- © The Mineralogical Society Of America
In radiographic methods, the attenuation of an incident beam on passing through an object is used to study the internal structure of this object. The availability of techniques to “look inside” large, optically intransparent objects without having to destroy them is obviously appealing and has had a profound impact in many fields, most clearly in medicine, but also in condensed matter studies. The development of radiography started with Röntgen’s discovery of X-rays in 1895, where the absorption of X-rays by bones were demonstrated publicly in 1896 by obtaining a radiograph of a hand. The medical applications were obvious, and already in World War I, mobile X-ray units were routinely deployed. The main shortcoming of X-ray radiography in early medical applications is that often it cannot be used to distinguish different kinds of soft tissue and that the two dimensional projections are sometimes difficult to interpret. This changed dramatically with the development of “computerized axial tomography” for which the Nobel prize was awarded in 1979 to Hounsfield and Cormack. Computed tomography, as it is now frequently called, is the three-dimensional reconstruction of the interior of an object from many radiographs taken at different angles, and this combination of data sets enables to distinguish between different soft tissues, such as kidneys and liver.

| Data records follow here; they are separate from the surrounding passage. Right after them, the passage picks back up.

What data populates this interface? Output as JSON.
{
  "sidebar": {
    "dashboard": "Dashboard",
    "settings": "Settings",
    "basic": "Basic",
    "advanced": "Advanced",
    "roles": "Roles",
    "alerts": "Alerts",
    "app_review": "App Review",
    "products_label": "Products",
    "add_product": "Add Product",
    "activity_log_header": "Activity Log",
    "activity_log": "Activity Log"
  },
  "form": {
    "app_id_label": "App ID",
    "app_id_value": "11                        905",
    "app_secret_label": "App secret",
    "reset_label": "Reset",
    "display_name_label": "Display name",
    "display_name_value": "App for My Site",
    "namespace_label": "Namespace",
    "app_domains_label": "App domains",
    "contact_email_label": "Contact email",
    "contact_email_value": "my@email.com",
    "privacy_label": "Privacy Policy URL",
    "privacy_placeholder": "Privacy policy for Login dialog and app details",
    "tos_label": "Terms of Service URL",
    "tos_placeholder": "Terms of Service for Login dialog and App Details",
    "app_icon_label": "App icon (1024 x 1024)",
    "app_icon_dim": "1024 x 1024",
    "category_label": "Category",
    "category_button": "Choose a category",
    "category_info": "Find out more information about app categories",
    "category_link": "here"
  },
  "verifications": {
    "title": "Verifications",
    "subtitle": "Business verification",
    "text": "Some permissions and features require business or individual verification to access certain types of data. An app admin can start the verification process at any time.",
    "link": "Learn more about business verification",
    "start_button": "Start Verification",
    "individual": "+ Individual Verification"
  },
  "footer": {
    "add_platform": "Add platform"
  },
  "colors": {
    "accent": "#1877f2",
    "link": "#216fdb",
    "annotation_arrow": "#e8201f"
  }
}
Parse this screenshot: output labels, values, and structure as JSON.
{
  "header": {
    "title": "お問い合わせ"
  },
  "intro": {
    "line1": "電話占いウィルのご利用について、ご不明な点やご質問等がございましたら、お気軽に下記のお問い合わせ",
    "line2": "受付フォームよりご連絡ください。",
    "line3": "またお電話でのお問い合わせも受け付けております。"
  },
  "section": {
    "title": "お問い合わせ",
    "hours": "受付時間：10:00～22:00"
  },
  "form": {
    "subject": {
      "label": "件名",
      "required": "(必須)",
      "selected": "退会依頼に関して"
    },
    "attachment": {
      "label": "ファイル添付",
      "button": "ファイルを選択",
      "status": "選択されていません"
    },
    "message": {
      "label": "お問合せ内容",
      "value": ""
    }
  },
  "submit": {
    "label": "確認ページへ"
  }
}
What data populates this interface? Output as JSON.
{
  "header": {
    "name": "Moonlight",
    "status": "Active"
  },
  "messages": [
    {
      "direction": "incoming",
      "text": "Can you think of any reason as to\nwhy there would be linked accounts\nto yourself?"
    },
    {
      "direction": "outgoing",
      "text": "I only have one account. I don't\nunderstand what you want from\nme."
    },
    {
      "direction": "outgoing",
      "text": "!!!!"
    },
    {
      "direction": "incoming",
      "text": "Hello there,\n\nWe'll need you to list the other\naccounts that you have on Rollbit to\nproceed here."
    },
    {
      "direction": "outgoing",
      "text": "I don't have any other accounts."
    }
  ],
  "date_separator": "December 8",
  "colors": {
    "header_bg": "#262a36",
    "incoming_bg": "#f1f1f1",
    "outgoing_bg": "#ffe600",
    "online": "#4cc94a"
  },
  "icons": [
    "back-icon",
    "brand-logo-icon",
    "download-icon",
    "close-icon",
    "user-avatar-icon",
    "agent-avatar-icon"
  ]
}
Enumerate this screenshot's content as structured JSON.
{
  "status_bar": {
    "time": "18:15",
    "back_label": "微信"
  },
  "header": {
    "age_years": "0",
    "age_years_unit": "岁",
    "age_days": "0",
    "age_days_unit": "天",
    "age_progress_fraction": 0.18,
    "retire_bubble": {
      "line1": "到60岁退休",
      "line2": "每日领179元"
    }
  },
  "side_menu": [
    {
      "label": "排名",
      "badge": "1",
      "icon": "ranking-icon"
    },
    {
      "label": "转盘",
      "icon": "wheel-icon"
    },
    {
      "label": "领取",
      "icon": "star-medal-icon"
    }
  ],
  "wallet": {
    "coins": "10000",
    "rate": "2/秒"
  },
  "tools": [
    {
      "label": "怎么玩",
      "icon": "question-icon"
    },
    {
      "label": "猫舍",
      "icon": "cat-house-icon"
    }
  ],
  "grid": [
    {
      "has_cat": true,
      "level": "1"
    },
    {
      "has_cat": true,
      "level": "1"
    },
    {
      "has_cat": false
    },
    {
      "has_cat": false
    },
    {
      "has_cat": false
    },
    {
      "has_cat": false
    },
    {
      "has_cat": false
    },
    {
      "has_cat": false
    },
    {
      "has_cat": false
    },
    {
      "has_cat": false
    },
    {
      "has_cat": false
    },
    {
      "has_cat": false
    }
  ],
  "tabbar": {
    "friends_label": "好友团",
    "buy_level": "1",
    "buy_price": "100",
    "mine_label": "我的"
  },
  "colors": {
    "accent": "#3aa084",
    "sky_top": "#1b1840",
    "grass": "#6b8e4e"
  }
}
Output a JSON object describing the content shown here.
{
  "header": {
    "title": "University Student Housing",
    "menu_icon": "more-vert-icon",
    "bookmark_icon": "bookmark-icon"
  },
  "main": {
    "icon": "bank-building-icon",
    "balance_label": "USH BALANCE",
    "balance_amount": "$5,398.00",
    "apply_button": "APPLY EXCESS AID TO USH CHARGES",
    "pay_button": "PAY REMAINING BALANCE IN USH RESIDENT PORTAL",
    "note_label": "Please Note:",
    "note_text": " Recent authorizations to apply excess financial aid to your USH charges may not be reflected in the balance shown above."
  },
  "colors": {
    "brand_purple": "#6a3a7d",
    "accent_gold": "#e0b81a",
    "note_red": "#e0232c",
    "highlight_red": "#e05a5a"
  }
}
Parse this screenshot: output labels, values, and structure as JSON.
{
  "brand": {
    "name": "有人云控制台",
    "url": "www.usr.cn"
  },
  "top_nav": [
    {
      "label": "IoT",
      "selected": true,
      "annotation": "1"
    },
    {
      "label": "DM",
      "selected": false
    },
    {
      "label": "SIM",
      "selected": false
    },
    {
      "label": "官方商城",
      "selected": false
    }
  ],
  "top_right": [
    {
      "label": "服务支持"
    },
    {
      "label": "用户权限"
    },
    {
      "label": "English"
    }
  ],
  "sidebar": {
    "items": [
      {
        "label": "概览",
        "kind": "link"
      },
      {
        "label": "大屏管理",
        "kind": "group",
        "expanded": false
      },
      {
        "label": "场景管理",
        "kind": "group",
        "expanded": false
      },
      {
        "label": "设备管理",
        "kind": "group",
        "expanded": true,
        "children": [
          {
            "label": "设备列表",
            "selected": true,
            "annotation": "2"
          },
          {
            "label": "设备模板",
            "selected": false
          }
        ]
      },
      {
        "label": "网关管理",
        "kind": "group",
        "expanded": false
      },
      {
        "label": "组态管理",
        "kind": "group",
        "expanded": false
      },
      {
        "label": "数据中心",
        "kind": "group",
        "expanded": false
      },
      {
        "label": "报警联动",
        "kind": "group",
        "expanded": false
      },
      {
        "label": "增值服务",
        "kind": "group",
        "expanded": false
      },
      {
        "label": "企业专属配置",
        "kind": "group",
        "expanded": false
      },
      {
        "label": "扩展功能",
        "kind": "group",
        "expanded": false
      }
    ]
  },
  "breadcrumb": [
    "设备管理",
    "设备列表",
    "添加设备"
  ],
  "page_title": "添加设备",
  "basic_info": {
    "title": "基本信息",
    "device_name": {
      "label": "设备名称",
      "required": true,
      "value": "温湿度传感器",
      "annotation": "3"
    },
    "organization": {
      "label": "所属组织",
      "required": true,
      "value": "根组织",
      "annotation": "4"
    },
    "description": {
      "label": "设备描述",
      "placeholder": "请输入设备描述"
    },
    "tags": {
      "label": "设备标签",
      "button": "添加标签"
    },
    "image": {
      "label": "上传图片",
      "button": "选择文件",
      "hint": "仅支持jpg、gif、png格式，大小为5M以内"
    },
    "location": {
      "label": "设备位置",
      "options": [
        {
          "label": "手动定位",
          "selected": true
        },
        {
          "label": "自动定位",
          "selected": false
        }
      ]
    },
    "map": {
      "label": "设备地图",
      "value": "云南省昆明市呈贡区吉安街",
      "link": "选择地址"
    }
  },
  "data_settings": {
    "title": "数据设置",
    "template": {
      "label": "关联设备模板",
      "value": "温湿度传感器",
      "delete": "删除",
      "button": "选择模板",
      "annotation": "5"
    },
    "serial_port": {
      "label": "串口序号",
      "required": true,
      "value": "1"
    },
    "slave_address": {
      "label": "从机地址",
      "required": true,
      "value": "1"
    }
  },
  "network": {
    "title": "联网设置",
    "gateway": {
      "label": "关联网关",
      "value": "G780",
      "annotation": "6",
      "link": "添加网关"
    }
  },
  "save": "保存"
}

Medical computed X-ray tomography scanners were used soon afterwards to investigate minerals and rocks, for example in an early study of chondritic meteorites (Arnold et al. 1983). These had a comparatively poor spatial resolution of ~1 mm. As there is no need for low radiation doses in material science studies, and as the penetrating power of high energy X-rays is larger and higher spatial resolutions can be obtained, dedicated scanners for material science have been developed. Commercially available “table top” scanners now offer spatial resolution of less than 1 …